EXTRACTED DATA >>

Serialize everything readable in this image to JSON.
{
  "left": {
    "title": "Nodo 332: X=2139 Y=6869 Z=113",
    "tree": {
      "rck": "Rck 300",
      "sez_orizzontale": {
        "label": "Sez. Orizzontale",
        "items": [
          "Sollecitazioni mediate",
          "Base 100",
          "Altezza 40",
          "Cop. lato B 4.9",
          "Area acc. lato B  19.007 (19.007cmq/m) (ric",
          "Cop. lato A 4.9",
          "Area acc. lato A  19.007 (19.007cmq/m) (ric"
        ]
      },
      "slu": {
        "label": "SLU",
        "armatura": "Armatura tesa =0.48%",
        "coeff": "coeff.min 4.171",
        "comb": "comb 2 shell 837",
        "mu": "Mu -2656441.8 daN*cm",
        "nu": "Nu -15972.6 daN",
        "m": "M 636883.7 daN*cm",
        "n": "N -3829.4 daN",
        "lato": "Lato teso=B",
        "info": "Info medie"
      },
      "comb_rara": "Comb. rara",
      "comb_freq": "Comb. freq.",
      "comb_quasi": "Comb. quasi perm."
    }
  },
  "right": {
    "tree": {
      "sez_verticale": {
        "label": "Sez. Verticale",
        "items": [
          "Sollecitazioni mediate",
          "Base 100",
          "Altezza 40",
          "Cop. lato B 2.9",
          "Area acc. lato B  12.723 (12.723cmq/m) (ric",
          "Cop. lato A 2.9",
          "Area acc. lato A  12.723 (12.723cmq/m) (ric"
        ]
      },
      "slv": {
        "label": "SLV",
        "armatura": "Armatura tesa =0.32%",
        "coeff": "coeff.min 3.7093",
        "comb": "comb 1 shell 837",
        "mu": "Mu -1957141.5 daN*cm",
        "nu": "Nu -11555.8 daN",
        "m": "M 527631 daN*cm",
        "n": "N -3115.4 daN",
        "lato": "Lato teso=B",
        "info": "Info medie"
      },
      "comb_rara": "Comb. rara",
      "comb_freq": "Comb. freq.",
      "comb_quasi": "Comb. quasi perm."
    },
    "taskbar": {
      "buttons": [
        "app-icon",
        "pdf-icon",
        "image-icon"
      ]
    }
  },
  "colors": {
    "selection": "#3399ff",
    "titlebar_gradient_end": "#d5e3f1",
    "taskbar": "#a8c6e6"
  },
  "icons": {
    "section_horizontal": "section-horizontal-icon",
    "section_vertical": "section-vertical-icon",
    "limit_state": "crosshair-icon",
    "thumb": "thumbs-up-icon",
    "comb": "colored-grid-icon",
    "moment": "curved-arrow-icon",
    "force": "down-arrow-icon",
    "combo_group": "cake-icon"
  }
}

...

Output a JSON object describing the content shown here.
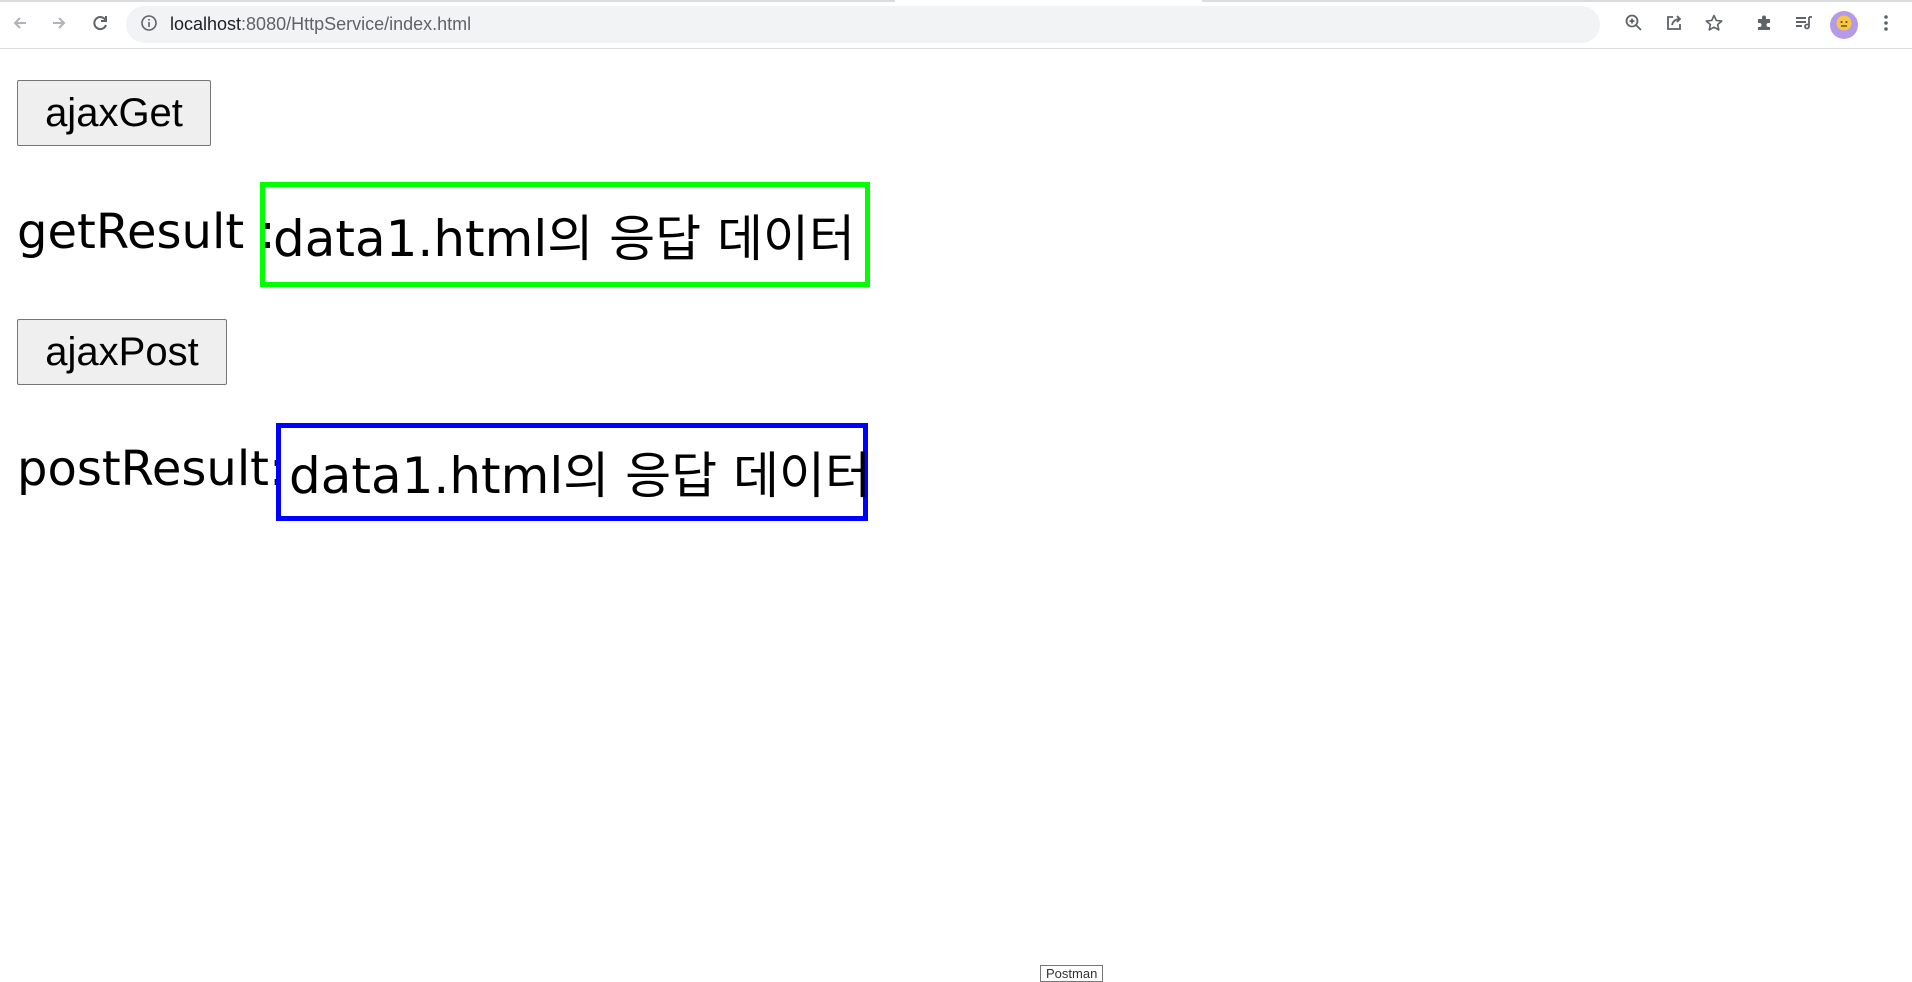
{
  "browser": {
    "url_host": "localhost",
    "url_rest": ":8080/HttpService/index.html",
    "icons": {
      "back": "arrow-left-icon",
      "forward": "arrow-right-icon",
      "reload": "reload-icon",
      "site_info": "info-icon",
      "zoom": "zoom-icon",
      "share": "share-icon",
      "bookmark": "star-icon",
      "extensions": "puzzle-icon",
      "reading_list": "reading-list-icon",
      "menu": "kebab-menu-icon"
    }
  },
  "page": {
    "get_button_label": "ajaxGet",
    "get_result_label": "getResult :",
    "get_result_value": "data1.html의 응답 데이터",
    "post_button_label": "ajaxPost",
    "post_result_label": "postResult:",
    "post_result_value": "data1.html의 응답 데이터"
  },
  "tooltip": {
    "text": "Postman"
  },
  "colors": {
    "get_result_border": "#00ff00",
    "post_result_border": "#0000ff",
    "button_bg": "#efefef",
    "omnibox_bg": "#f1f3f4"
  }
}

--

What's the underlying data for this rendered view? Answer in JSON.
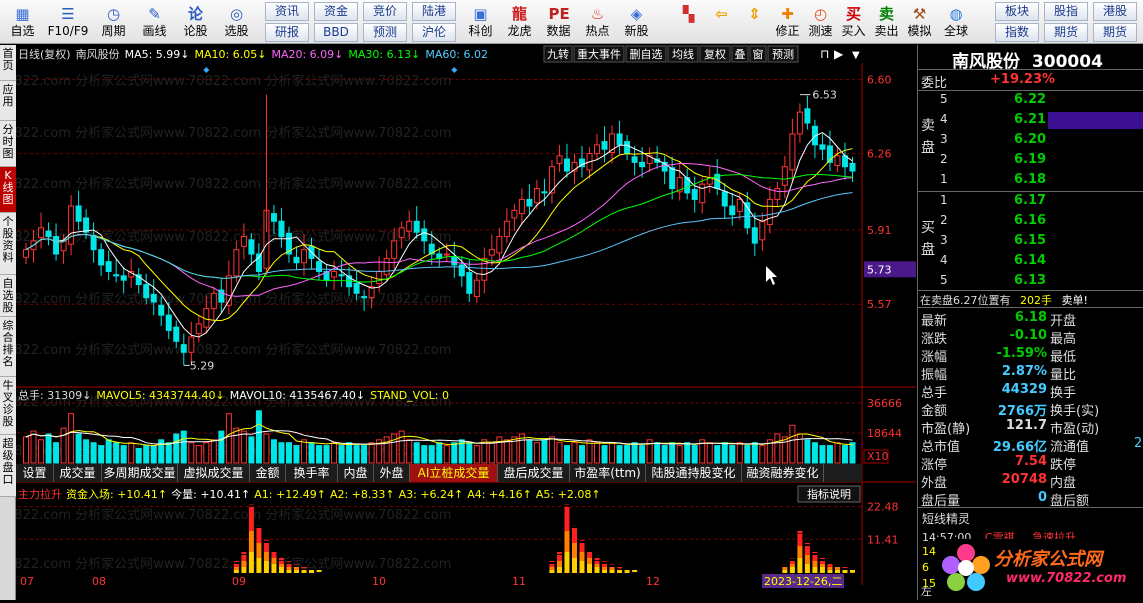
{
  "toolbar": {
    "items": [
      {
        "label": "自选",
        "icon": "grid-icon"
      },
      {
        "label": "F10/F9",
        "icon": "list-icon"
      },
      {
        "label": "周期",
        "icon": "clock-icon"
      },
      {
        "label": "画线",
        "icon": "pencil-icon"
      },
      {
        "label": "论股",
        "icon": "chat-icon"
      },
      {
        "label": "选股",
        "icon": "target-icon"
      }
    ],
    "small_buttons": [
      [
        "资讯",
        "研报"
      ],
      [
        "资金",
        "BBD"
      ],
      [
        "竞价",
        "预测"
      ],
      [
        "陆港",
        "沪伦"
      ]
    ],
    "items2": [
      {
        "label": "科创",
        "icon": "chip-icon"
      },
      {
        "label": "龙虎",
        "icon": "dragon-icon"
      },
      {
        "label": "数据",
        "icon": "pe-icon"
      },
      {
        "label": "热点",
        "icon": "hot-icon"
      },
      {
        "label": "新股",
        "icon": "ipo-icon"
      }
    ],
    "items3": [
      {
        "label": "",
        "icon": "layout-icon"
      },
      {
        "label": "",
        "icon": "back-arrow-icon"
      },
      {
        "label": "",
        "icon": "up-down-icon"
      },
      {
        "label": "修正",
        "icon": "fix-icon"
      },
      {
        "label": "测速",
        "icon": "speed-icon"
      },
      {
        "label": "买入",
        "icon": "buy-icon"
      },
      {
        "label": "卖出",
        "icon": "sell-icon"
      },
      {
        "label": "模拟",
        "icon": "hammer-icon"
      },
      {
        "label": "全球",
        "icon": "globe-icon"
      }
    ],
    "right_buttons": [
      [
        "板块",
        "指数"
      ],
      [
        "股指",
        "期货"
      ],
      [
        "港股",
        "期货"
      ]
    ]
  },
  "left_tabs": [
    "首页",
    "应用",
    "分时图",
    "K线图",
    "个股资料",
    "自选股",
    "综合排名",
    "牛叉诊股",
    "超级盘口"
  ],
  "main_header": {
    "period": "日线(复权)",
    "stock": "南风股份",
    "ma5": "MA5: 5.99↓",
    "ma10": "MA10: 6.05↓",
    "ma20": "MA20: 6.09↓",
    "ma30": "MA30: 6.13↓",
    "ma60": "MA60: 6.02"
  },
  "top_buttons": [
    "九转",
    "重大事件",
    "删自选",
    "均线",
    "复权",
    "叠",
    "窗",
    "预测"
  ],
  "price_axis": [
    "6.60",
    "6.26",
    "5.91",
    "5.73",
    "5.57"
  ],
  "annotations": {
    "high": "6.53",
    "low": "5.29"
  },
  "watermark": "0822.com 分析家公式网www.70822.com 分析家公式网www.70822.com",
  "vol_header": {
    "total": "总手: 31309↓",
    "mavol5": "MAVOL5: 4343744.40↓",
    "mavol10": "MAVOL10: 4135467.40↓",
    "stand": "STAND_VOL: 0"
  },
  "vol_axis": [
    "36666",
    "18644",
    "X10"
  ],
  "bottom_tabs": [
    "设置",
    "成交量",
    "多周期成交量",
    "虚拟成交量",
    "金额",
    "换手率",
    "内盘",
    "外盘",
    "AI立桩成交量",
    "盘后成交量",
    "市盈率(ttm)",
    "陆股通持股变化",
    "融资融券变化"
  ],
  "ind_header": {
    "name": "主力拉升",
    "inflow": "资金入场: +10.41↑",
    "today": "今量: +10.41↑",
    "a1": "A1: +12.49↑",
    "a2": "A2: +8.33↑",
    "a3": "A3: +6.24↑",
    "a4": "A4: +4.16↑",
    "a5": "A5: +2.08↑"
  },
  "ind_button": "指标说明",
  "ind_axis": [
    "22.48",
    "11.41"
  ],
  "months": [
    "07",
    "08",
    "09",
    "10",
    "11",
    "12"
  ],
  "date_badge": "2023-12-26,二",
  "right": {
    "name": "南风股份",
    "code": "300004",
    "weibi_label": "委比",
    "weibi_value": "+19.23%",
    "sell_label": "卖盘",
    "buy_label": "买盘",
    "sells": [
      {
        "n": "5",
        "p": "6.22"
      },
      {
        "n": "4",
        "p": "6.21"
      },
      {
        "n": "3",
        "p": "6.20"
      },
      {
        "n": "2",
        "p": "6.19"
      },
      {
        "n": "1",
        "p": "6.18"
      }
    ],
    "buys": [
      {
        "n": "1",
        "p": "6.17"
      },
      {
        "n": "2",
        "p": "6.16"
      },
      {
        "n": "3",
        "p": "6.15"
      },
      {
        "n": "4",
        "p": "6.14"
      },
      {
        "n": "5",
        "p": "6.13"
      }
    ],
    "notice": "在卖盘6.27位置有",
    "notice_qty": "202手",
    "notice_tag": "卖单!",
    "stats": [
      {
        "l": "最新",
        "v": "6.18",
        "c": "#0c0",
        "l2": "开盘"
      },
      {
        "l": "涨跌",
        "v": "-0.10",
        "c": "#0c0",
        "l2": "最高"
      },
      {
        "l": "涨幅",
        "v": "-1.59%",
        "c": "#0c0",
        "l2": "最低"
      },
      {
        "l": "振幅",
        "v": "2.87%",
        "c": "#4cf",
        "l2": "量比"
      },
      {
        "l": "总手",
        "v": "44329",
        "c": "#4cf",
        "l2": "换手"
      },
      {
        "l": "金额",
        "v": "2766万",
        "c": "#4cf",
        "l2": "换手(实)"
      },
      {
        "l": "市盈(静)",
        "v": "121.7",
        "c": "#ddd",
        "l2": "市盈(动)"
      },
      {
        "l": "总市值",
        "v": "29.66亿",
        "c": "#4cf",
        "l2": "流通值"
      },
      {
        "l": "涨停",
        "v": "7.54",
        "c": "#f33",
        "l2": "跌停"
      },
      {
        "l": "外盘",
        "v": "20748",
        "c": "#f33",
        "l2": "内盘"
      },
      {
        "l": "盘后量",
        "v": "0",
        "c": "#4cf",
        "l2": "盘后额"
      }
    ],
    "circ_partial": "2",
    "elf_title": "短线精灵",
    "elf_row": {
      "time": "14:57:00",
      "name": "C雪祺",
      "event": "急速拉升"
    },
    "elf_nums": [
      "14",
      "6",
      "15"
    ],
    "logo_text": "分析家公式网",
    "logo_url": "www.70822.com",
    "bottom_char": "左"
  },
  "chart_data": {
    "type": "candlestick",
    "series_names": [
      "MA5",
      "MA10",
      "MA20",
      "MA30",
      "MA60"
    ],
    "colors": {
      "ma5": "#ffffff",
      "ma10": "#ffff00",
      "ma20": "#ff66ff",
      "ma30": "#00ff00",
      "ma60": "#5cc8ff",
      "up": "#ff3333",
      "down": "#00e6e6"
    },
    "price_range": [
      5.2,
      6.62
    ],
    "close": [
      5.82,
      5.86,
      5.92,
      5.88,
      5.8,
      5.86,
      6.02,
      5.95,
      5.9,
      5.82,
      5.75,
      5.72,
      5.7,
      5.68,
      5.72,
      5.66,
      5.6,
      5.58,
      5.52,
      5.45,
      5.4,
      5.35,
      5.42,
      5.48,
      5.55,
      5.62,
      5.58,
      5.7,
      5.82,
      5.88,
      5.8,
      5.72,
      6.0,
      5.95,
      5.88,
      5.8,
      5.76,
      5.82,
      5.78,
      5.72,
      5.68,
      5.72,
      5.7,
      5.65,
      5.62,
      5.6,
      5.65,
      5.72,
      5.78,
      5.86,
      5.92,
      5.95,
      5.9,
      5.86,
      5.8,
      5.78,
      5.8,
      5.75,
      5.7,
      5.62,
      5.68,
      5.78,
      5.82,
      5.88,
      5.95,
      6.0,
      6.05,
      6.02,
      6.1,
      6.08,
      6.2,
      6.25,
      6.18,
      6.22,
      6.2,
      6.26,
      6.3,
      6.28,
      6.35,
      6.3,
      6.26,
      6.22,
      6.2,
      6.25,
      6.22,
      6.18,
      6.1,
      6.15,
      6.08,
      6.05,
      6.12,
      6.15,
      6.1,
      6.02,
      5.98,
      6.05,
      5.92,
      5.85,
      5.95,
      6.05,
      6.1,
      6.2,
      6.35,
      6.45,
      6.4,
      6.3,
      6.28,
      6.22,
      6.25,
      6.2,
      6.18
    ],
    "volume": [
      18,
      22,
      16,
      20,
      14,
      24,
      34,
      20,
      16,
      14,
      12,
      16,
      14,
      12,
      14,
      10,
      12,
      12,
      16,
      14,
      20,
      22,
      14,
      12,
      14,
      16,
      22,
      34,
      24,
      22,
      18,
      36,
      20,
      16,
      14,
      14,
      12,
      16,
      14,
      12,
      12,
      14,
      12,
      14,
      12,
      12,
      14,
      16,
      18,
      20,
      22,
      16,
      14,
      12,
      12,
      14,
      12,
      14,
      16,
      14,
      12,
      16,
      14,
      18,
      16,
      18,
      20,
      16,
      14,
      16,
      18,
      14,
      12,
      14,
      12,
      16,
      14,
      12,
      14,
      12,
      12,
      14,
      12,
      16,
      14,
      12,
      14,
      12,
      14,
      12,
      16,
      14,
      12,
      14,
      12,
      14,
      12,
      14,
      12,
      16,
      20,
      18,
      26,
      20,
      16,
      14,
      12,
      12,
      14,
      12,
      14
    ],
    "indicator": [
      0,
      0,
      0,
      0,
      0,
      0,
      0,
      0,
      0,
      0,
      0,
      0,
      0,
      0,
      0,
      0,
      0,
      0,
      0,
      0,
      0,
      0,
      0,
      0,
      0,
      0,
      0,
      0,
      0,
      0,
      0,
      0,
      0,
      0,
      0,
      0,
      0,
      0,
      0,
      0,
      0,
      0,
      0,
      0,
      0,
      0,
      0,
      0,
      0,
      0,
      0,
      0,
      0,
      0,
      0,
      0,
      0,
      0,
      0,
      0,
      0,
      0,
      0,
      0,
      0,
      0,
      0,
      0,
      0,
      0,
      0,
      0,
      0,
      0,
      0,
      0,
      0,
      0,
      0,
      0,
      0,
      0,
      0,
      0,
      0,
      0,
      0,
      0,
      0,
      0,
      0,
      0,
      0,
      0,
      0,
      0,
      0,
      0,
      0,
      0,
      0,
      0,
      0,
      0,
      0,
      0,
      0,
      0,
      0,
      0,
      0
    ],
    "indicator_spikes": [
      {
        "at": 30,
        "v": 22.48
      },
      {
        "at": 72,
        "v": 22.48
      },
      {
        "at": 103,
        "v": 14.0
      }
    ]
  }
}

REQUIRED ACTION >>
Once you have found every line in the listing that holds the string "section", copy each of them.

EXERCISE RESULT >>
    "section_horizontal": "section-horizontal-icon",
    "section_vertical": "section-vertical-icon",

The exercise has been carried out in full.